In search of lost genes
It is well known that genes are passed from one generation to the next. In addition, new genes arise regularly, although the number of genes in a particular organism does not seem to increase. The paradox has been solved by recent research at the University of Veterinary Medicine, Vienna, which shows that newly created genes are frequently lost. The spontaneous appearance and disappearance of genes enables organisms to adapt rapidly to their environment and helps drive evolution. The work is published today in the journal eLife.
How do new genes arise? Current research shows that so-called "orphan genes" may appear as if by magic as a result of mutations in segments of DNA that previously had no function. Orphan genes were first discovered in the fruit fly but are found in all organisms, including man. Strikingly, up to 30 per cent of the total number of genes in an organism may be orphans and these genes may rapidly acquire functions. Scientists from the Institute of Population Genetics of the University of Veterinary Medicine, Vienna (Vetmeduni) have now investigated the fate of orphan genes. They show for the first time that orphan genes are frequently lost and consider the factors the influence the "survival" of the young genes.
Young orphans are at greatest risk
Together with Christian Schlötterer, the Head of the Institute, and other colleagues, Nicola Palmieri investigated the genes in a European species of fruit fly (Drosophila pseudoobscura). The scientists compared the genetic sequence of five related strains of the species, looking for orphan genes and examining the life cycles of the various genes in the fly genome.
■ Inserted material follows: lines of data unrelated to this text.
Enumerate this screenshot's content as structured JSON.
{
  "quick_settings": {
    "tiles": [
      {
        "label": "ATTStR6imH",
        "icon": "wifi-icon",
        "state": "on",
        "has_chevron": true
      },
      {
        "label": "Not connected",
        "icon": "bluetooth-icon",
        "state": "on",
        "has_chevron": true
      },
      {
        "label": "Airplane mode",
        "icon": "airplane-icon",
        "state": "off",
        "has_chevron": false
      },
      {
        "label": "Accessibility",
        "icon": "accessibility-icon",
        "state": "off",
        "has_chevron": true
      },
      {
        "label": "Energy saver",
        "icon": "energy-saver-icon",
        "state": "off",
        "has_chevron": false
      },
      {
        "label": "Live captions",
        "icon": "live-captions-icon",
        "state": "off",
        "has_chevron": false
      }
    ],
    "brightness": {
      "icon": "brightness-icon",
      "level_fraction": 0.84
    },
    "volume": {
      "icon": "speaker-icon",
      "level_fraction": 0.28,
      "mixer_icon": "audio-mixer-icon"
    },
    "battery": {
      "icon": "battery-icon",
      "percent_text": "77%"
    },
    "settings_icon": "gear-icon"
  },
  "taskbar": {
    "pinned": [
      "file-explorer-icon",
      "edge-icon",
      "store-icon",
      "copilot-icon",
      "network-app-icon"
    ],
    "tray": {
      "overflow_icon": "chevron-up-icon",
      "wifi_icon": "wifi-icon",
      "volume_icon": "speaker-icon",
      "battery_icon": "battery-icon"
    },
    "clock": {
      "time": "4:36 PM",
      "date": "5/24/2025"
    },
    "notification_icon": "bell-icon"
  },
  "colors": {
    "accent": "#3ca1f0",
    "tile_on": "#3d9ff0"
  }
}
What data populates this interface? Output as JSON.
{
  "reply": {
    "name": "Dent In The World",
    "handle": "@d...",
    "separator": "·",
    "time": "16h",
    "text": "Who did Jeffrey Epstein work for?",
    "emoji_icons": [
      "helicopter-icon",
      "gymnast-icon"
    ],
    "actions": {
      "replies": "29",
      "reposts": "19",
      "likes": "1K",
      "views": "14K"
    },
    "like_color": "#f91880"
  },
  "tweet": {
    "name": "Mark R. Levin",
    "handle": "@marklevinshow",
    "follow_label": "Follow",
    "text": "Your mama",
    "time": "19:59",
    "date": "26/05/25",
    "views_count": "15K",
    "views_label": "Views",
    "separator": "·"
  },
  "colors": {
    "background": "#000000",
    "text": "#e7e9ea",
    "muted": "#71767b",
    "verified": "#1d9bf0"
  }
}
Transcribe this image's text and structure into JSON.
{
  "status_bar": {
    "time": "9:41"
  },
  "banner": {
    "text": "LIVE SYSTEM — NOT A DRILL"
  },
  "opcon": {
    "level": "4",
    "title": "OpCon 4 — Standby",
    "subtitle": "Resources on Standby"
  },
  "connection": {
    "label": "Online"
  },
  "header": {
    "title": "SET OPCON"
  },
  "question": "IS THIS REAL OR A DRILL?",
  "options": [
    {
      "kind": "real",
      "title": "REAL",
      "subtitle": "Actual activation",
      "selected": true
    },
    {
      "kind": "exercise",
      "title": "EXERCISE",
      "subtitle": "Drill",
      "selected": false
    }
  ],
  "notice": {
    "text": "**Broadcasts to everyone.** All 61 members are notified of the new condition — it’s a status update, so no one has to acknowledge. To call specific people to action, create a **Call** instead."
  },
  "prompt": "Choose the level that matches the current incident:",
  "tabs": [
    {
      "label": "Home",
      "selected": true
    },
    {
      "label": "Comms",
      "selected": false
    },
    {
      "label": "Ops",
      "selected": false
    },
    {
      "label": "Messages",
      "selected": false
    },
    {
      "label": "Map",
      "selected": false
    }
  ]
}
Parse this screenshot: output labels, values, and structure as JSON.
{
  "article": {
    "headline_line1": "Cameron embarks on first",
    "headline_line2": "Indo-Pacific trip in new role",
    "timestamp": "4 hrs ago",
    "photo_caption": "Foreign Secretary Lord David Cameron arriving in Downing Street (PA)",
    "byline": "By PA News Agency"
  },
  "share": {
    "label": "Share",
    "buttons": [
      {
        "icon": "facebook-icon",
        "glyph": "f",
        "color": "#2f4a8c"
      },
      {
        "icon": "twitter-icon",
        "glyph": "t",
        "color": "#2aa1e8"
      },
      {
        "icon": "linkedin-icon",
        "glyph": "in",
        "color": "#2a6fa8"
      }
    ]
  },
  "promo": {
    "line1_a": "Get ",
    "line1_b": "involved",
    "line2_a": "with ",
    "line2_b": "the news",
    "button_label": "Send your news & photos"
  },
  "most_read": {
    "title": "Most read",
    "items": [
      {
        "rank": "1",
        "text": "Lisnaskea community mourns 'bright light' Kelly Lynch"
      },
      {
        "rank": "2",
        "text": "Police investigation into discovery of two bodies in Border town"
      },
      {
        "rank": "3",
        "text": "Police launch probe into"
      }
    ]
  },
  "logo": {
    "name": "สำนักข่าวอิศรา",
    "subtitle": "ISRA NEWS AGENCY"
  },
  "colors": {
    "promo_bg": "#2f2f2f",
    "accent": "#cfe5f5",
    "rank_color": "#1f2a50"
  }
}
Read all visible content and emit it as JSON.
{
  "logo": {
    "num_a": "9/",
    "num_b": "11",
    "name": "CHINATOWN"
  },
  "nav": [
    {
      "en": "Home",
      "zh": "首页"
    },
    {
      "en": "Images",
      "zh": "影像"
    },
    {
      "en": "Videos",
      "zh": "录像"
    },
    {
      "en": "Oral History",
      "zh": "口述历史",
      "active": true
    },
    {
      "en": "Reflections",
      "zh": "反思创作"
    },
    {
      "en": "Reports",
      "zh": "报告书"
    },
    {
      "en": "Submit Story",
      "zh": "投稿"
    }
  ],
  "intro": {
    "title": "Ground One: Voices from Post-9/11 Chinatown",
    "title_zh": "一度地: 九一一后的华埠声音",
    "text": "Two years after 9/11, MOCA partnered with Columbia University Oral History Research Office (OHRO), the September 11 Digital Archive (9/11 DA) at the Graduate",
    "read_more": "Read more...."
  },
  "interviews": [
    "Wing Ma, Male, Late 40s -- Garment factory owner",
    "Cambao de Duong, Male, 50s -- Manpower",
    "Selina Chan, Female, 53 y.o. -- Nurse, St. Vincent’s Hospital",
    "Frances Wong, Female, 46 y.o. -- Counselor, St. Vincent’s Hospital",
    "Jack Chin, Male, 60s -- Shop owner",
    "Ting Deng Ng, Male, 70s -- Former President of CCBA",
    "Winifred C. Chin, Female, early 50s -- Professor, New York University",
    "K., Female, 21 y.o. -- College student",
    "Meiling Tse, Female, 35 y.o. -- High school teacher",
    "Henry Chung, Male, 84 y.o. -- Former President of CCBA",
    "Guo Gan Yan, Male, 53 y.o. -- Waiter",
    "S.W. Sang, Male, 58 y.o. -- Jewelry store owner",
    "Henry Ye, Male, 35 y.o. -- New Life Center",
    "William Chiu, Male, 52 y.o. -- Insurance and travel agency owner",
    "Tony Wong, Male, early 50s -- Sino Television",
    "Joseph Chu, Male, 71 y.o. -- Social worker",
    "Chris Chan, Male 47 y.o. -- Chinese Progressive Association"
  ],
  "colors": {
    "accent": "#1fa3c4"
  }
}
They discovered that most orphan genes persist for relatively few generations. As Schlötterer explains, "Some genes last for a long time through the evolution of species: these are known as conserved genes. Orphan genes represent the exact opposite: they come and go. Interestingly the youngest orphan genes seem to disappear the fastest. Orphan genes that are 'older' are more likely to remain in the genome."
The researchers identified a number of factors that determine the length of time a young gene remains in a population. Active genes, i.e. those that produce a large amount of RNA, seem more likely to be retained than less active genes; and genes that are more active in males than in females also persist for longer.
Life on the X chromosome: short and sweet
Another important factor is the precise position where an orphan gene is located. When a new gene arises on the X chromosome (males have one X chromosome and females two) it is likely to cease functioning much faster than genes that arise on other chromosomes. Surprisingly, though, there are more orphans on the X chromosome than at other sites in the genome. It is currently unclear why this is so, despite the apparent existence of a mechanism that makes it hard for orphan genes to "survive" on the X chromosome. Life on the X chromosome may be short but it is clearly attractive.
Important tools for evolution
Schlötterer is keen to emphasize the importance of orphan genes for evolution. "Orphan genes are probably extremely important for rapid, short-term adaptations, when a species needs something new and innovative. When they are no longer needed they can be quickly removed from the genome." Recent work in another group has shown how orphan genes can arise: Palmieri and Schlötterer's work now completes the picture by showing how and when they disappear.
The article "The life cycle of Drosophila orphan genes," by Nicola Palmieri, Carolin Kosiol and Christian Schlötterer was published in the journal eLife.